Crested Butte was once a mining community, and today much of the historic charm is found downtown. The charming Colorado mountain town also happens to be an extreme skiing hub, with heart-pounding routes, but plenty of more relaxing activities to follow. Nordic skiing, fishing, and hiking can all be enjoyed with fewer people than hotter destinations like Jackson Hole. In the summer, wildflowers carpet valleys, and mountain biking routes open up.
Minnesota houses Voyageurs National Park near International Falls. Being one of the least visited parks as well, vacationers get all the perks more popular destinations offer without the crowds. Gorgeous waters connect to provide vast recreational terrain—swim, fish, or rent a boat to spend endless hours floating and soaking up the sun. Forests, wildlife hot spots, and campsites add further excitement to a family getaway. Oh yeah, the northern lights can sometimes be spotted as well.
Ogden, Utah is home to three drastically different ski resorts just outside of the city’s center. Public transportation runs to some of the skiing hot spots. One of the resorts, Snowbasin, has exciting summer activities like open-air dining as well. Like most ski areas, these convert to accommodate summer fun. Ogden itself is loaded with artisan eateries, cozy hotels, and a super cool historic street with a train station museum at the end.
Orcas Island, Washington is part of the San Juan archipelago and is accessible out of Seattle via seaplane or car ferry. Once out on the island, crowds diminish greatly from what is found among city hot spots, and the full beauty of the Pacific Northwest is revealed, uninterrupted. While the summer is certainly the most popular, Orcas never becomes overwhelmed by people. Come stay in a cozy hotel, spend days hiking, whale watching, and bridge jumping.
Islamorada, Florida is a part of the “Keys” and is higher up, closer to Miami. While Key West can really buzz year-round, Islamorada has largely been able to retain significantly more serenity.
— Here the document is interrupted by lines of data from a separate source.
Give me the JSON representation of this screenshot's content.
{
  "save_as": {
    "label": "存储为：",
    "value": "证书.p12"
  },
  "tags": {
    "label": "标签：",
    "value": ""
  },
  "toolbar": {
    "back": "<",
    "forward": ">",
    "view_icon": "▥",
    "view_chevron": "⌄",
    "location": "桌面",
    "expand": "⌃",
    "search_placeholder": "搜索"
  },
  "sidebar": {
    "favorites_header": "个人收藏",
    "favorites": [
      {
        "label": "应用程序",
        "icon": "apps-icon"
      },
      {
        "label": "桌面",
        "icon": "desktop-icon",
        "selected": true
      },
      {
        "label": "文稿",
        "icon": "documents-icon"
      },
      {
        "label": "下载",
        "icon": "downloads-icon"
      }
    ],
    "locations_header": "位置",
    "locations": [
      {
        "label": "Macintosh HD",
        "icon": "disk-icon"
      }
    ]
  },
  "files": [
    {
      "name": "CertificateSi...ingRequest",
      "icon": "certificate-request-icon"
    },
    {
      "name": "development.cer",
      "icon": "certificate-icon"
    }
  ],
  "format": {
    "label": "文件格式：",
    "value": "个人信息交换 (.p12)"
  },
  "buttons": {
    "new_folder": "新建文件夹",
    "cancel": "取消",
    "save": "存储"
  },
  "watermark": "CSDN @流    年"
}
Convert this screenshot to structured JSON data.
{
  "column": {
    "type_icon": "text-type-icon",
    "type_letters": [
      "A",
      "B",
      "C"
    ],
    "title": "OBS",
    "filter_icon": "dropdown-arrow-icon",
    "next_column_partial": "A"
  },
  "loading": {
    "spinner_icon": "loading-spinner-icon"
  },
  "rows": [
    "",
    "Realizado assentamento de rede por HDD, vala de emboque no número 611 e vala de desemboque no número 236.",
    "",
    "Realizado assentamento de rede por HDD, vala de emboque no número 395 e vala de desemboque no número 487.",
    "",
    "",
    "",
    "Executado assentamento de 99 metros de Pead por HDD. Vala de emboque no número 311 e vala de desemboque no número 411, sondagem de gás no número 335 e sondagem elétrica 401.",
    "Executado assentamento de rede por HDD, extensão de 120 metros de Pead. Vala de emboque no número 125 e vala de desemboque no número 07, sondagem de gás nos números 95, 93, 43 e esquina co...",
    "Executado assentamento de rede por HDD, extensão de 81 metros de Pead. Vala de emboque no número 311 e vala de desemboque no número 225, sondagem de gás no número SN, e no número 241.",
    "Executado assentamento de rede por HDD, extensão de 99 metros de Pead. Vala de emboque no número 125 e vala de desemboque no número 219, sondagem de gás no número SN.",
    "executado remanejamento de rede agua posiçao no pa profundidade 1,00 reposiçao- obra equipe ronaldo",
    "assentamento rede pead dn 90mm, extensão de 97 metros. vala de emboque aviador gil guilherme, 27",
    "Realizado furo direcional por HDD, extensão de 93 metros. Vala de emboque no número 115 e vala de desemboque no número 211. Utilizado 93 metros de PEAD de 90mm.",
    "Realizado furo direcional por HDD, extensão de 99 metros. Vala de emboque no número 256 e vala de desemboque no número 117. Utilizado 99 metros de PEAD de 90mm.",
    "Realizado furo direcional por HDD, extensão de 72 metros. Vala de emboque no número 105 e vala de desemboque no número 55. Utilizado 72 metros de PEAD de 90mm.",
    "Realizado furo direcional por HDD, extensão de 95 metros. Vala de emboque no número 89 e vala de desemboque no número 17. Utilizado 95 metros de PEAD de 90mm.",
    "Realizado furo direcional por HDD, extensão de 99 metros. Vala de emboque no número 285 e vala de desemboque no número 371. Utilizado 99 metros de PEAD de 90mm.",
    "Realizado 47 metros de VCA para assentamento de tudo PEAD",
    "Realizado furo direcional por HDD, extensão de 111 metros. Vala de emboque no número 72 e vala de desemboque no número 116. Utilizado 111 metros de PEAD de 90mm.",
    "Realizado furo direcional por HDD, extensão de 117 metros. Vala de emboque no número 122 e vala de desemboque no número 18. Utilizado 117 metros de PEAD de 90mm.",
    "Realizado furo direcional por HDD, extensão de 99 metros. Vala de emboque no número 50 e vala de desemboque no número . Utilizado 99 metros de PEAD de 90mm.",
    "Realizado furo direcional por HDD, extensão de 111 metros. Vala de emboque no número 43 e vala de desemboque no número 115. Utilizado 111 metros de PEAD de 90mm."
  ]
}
Here, it’s about fishing, swimming, and nature largely, while plenty of fresh seafood restaurants is available to visitors. Small resorts with a tranquil ambiance embody the laid-back feel of this undersung Key.
The Black Hills of South Dakota sits on the western side of the state. While Mount Rushmore can be quite the popular place during the summer, so much surrounding forest and mountain terrain offers plenty of other cool spaces to spread out. Caves, zip lines, trails, and more have made this slice of South Dakota an often overlooked wilderness haven. Keystone is a nearby town with cozy lodges and places to eat. Three miles away is Mount Rushmore, which is less crowded during the fall.
Finger Lakes, New York is an expansive region complimented by an accumulation of lakes. Formed by glacial melt, the crystal clear bodies of water support a wealth of activities, come summer or winter. From skiing and ice fishing to kayaking and hiking, it’s an outdoor paradise. However, Finger Lakes has been compared to wine regions such as Napa Valley and is noted to be a phenomenal alternative. This part of New York is thought of as a foodie region, with farmers market goodies and artisan eats to pair with Chardonnay or Cabernet.